All: FYI - From Occupational Health and Safety eNews at www.oshonline.com and Minnesota OSHA
Tips: Using ladders safely
According to Minnesota OSHA, most workers injured in falls from ladders are less than 10 feet above the ladder's base. The agency offers the following tips for improving ladder safety to help workers avoid falls and other ladder mishaps.
Inspect your ladder for tight joints between steps and side rails, cracks, rust, broken rungs and rails, and oily or greasy rungs.
Ensure there are nonslip safety feet on each ladder, or secure the ladder to prevent it from sliding on slippery surfaces.
Stepladders must have a metal spreader bar.
Check the ladder's rating, and don't subject it to a load greater than its rated capacity.
Use only nonconductive ladders near electrical conductors.
Set the ladder on solid footing, against a solid support.
Place the base of non-self-supporting ladders out away from the wall or edge of the upper level one foot for every four feet of vertical height.
Never increase the height of a ladder by standing it on other objects, such as boxes or barrels, or by splicing two ladders together.
Keep ladders away from doorways or walkways, unless they can be protected by barriers.
Climb the ladder carefully, facing it and using both hands. Use a tool belt or hand line to carry materials.
Keep your body centered. Never let your belt buckle pass beyond either ladder rail. If something is out of reach, get down and move the ladder.

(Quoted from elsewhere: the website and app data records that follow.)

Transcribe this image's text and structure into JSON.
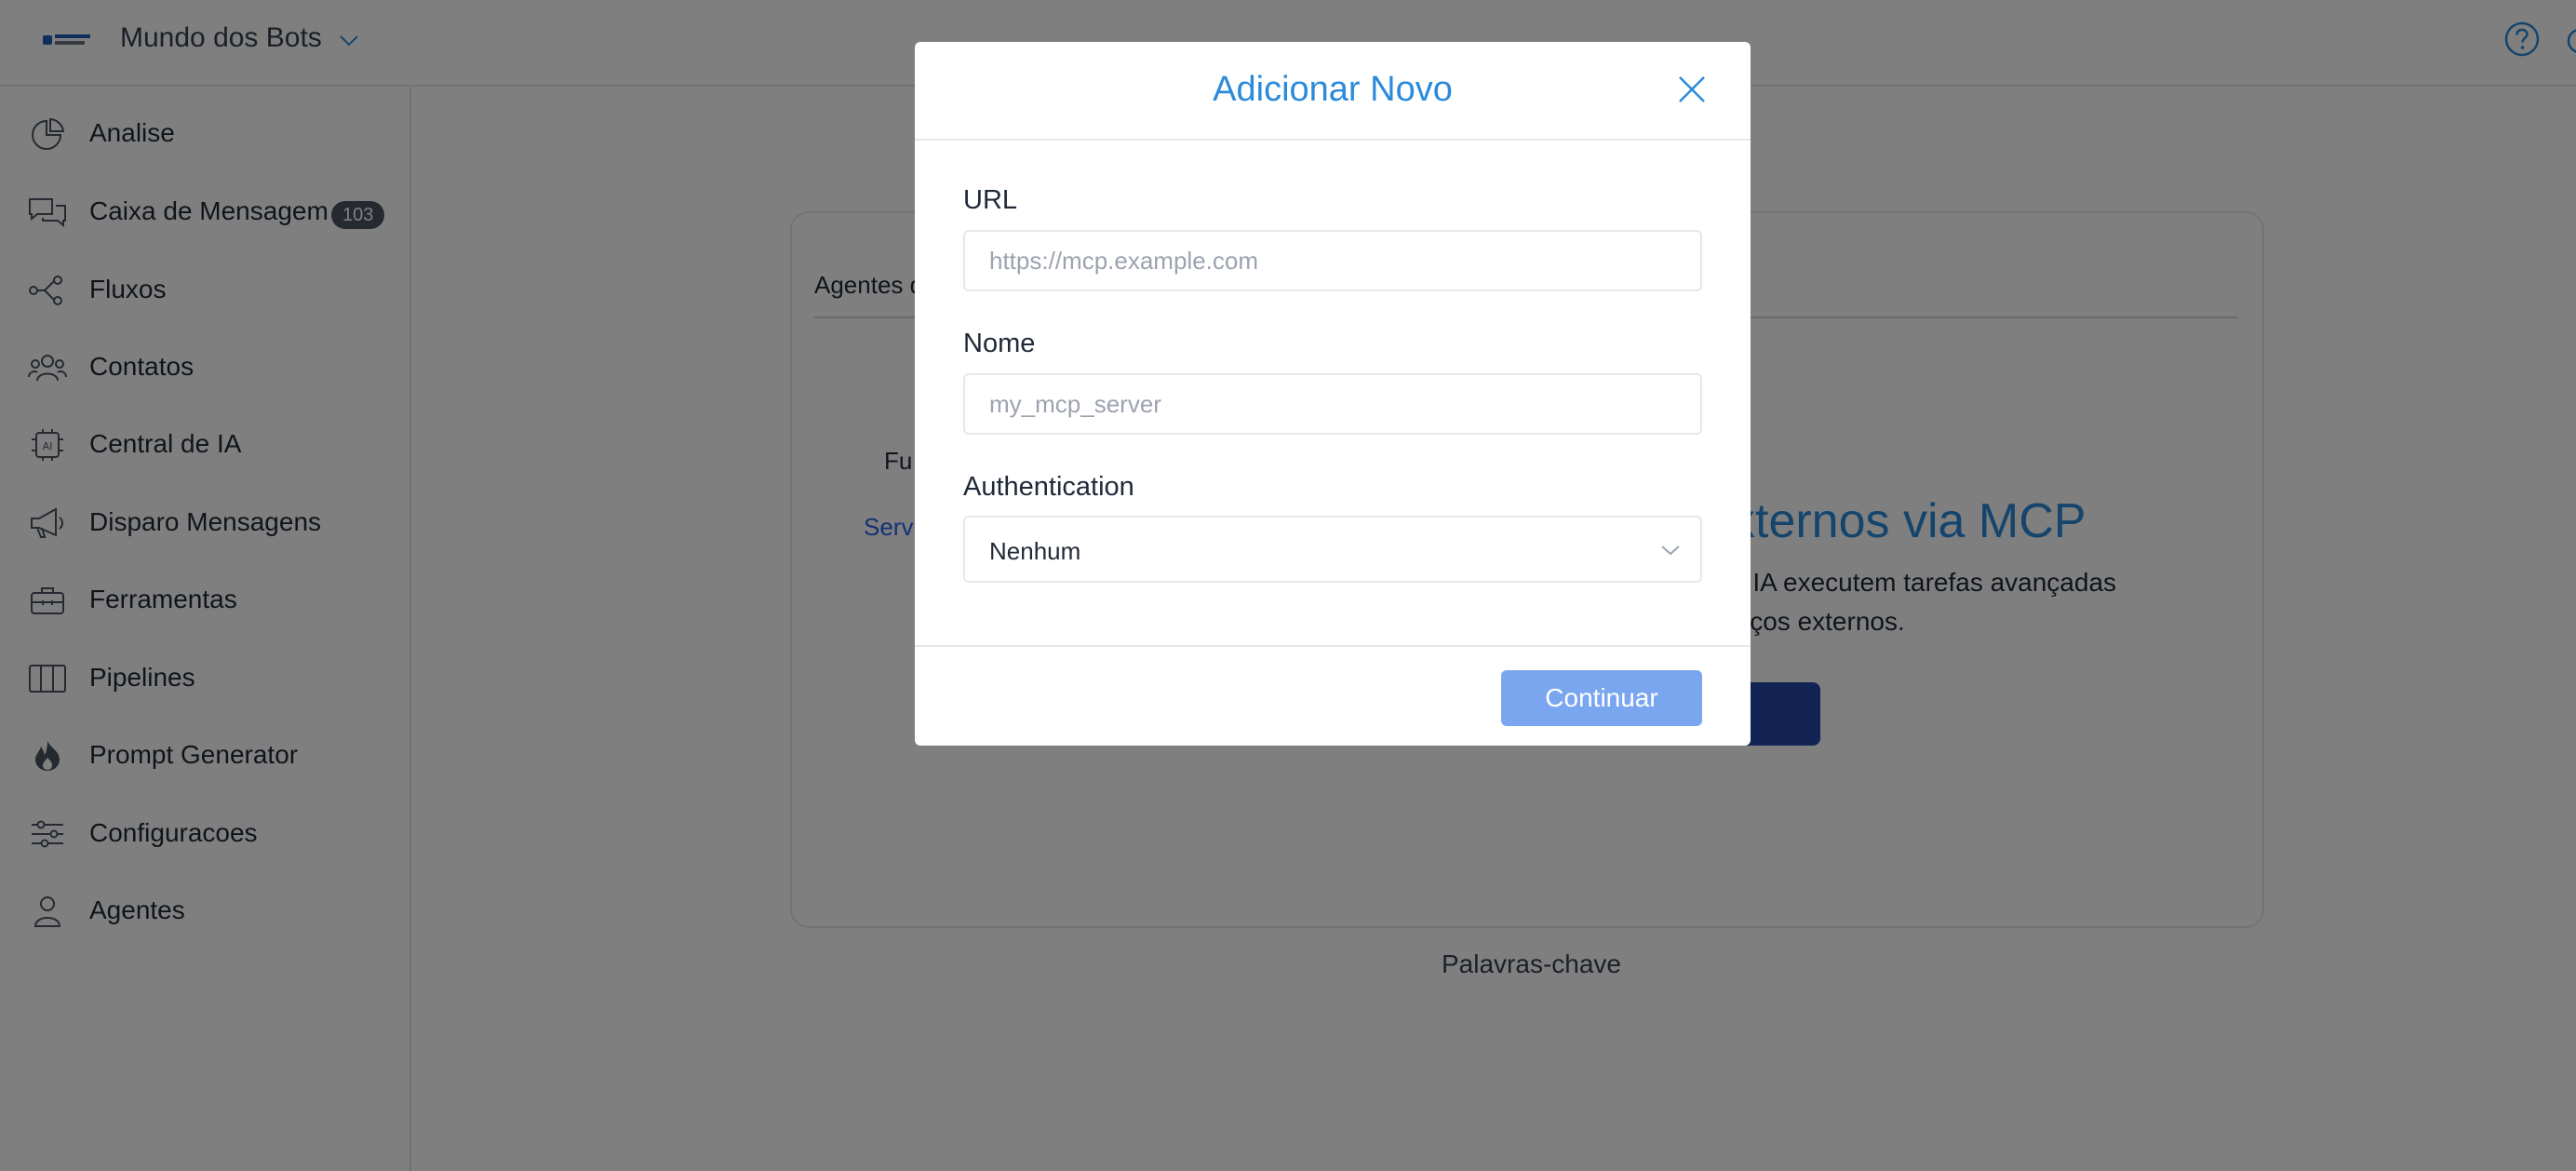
{
  "topbar": {
    "workspace_name": "Mundo dos Bots"
  },
  "sidebar": {
    "items": [
      {
        "label": "Analise",
        "icon": "pie-chart-icon"
      },
      {
        "label": "Caixa de Mensagem",
        "icon": "chat-bubbles-icon",
        "badge": "103"
      },
      {
        "label": "Fluxos",
        "icon": "flow-nodes-icon"
      },
      {
        "label": "Contatos",
        "icon": "people-icon"
      },
      {
        "label": "Central de IA",
        "icon": "ai-chip-icon"
      },
      {
        "label": "Disparo Mensagens",
        "icon": "megaphone-icon"
      },
      {
        "label": "Ferramentas",
        "icon": "toolbox-icon"
      },
      {
        "label": "Pipelines",
        "icon": "columns-icon"
      },
      {
        "label": "Prompt Generator",
        "icon": "flame-icon"
      },
      {
        "label": "Configuracoes",
        "icon": "sliders-icon"
      },
      {
        "label": "Agentes",
        "icon": "user-icon"
      }
    ]
  },
  "background": {
    "tab_label": "Agentes d",
    "label_a": "Fu",
    "label_b": "Servi",
    "heading_fragment": "xternos via MCP",
    "description_line1": "e IA executem tarefas avançadas",
    "description_line2": "viços externos.",
    "keywords": "Palavras-chave"
  },
  "modal": {
    "title": "Adicionar Novo",
    "url_label": "URL",
    "url_placeholder": "https://mcp.example.com",
    "url_value": "",
    "name_label": "Nome",
    "name_placeholder": "my_mcp_server",
    "name_value": "",
    "auth_label": "Authentication",
    "auth_value": "Nenhum",
    "continue_label": "Continuar"
  },
  "colors": {
    "accent": "#2b8ad9",
    "button_disabled": "#7aa6f0",
    "overlay": "rgba(0,0,0,0.5)",
    "badge": "#4b5563"
  }
}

Never use ladders as sideways platforms, runways or scaffolds.